On Tuesday (17/02/09), Russia and China signed  an intergovernmental agreement on the construction of a branch of the East Siberia-Pacific Ocean (ESPO) oil pipeline toward China. Under this agreement, Russia will supply 15 million metric tons (300,000 barrels per day) of crude oil annually for 20 years to China, in return China via state owned China National Petroleum Company (CNPC) will extend a total of $25 billion in loans to Russian state-controlled crude producer Rosneft and pipeline operator Transneft at 6% per annum in exchange for the long-term oil supply. Transneft plans to start building a Chinese leg of the East Siberia-Pacific Ocean later this year and to commission it in 2010, Russia’s monopoly pipeline operator said in a statement on Tuesday.

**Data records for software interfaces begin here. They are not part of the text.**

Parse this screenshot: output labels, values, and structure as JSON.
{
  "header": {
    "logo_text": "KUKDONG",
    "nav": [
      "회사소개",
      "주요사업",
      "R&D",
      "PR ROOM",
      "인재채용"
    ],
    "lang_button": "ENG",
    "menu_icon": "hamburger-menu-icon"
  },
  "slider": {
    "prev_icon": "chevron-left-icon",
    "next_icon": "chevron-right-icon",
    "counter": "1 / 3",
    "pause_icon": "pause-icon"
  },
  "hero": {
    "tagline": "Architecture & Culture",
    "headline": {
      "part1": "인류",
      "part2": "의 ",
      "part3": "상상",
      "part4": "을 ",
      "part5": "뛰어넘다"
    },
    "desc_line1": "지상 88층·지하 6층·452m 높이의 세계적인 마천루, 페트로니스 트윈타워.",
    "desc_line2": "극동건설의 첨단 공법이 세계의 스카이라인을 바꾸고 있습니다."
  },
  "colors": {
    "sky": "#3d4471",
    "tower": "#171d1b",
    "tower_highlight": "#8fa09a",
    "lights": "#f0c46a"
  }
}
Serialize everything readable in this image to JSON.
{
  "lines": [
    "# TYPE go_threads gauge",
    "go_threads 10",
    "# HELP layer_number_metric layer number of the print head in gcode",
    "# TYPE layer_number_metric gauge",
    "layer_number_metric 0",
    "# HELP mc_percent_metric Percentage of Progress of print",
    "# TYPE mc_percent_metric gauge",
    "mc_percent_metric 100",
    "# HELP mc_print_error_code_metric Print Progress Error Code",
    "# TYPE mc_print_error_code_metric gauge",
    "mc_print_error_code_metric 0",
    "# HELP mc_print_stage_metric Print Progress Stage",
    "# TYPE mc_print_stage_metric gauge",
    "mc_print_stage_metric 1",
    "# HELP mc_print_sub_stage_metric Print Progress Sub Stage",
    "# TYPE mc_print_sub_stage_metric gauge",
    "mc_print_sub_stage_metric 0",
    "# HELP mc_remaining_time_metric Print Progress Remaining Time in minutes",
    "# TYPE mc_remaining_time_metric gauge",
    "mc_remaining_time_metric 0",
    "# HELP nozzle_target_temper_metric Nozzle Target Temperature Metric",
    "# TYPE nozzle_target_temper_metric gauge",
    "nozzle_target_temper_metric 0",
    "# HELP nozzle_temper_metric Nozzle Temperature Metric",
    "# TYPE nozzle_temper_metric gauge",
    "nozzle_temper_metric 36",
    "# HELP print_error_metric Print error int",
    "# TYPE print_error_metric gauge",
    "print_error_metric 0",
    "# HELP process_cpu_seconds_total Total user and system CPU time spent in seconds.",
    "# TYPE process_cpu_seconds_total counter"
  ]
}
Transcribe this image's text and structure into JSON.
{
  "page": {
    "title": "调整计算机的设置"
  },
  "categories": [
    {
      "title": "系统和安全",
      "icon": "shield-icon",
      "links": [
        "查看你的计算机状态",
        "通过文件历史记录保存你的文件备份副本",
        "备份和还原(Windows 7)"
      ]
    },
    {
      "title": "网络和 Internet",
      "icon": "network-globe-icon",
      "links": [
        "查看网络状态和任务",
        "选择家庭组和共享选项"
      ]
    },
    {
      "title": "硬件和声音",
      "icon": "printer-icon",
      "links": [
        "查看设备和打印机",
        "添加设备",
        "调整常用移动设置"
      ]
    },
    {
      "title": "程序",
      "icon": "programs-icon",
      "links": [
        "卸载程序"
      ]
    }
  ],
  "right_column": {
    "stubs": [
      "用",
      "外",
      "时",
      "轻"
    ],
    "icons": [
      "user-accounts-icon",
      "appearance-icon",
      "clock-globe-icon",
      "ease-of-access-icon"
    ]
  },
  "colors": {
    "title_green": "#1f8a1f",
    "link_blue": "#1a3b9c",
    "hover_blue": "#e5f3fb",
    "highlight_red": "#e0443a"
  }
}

“The construction of the leg should be synchronized with the construction of the first line of the ESPO pipeline,” the statement quoted the company’s vice president, Mikhail Barkov, as saying. Barkov also said that China’s $10 billion loan to Transeft would primarily be invested in the construction of the Chinese leg. “In addition, there are projects that will contribute to the functioning of the entire eastern pipeline and this leg in particular,” the Transneft official said.

The pipeline’s first leg was launched in October 2008 in the reverse direction, running westwards. The construction of the pipeline, designed to bring Russian oil to the lucrative Asia-Pacific market, is due to be completed later this year, which will enable ESPO to pump its first oil eastwards. The terms of the agreement stipulate that China will extend a $15 billion loan to Russian state-run oil giant Rosneft against the guarantee of oil supplies, while Transneft’s $10 billion would be granted with the infrastructure as collateral. Currently Rosneft, which is expected to be the main oil exporter via the pipeline, supplys around 10 million tonnes of oil a year to China by railway under the terms of a deal signed in 2004.

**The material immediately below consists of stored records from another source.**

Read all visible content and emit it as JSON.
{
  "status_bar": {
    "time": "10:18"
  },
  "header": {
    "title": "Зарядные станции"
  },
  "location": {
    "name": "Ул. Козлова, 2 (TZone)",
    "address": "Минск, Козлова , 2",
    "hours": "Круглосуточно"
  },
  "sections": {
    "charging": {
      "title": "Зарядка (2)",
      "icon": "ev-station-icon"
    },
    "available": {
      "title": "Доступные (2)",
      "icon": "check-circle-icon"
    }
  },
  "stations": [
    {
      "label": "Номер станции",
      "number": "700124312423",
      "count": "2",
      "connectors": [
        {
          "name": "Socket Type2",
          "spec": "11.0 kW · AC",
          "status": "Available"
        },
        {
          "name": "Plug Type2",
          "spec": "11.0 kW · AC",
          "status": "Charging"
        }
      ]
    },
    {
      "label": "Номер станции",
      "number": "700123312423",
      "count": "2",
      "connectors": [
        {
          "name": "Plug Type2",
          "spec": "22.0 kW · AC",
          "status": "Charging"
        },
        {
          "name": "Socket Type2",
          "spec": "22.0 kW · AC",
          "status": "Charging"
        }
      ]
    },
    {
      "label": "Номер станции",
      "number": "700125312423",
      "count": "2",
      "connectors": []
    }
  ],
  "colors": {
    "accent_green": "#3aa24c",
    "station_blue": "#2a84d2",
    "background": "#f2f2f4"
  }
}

The ESPO was originally conceived in the mid-90’s by now disgraced Yukos Chairman, Mikhail Khodorkovsky, as a private pipeline. Following the “collapse” of Yukos, state owned Transneft picked up the baton & began construction of the first leg in 2006, which completed last year. The pipeline is supplied via spurs from the Tomsk Oblast & Khanty-Mansi Autonomous Okrug oil fields in Western Siberia, Transneft’s existing Omsk-Irkutsk pipeline has also been connected, allowing Rosneft to pump up to 22 million tons of oil annually into the pipeline, whilst smaller competitor Surgutneftegas will contribute around 8 million tons.

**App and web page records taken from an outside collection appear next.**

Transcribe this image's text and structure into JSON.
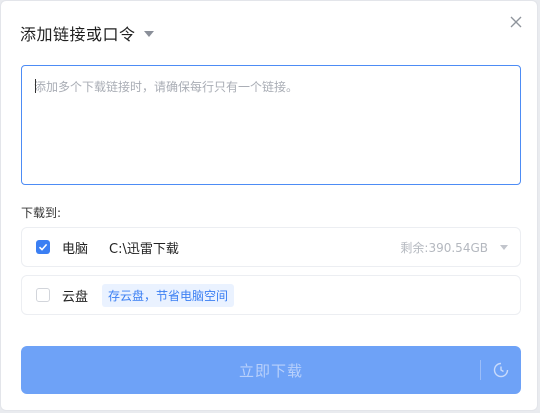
{
  "dialog": {
    "title": "添加链接或口令",
    "icons": {
      "title_caret": "chevron-down-icon",
      "close": "close-icon"
    }
  },
  "link_input": {
    "placeholder": "添加多个下载链接时，请确保每行只有一个链接。",
    "value": ""
  },
  "download_to": {
    "label": "下载到:",
    "options": [
      {
        "name": "电脑",
        "checked": true,
        "path": "C:\\迅雷下载",
        "space": "剩余:390.54GB"
      },
      {
        "name": "云盘",
        "checked": false,
        "tag": "存云盘，节省电脑空间"
      }
    ]
  },
  "action": {
    "label": "立即下载",
    "icons": {
      "schedule": "clock-icon"
    }
  },
  "colors": {
    "accent": "#3b7ff3",
    "primary_button": "#6ea2f7",
    "input_border": "#4d8cf5",
    "tag_bg": "#eaf2ff"
  }
}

Anglo-Russian or Russo-Anglo (depending on which side of the political fence you sit on) TNK-BP is also involved in this project, having began supplying oil to the pipeline in October 2008. TNK-BP in a joint venture with Rosneft has extensive operations in the Verkhnechonskoye field, which has proven reserves of 409 million barrels of oil equivalent.

“The first shipment of VC crude into the ESPO marks an important event for TNK-BP and for the industry.” commented Chief Operating Officer Tim Summers at the launch. ” We are establishing a major new production center in East Siberia. Application of world—class technology and the timely launch of the ESPO pipeline allowed us to begin commercial development of this project, which has been deemed uneconomic for the past 30 years. The beginning of regular commercial shipments from VC to the ESPO marks the emergence of East Siberia as a new and important oil and gas province in Russia”.

So win-win all round? Certainly for the Chinese in the long term, as we have argued in previous articles, China is on a spending spree on commodities, particularly in the energy sector where it seems almost desperate to secure strategic reserves. Russia also gains, in that with the recent devaluation of the rouble, access to funding in capital markets has been harder to come by, especially for Russia’s energy firms. Do we in the West gain from this ? That remains to be seen, from a persoanl viewpoint, this may well help to stabilise geo-political issues in the region whilst also contributing to oil price stability in the long run.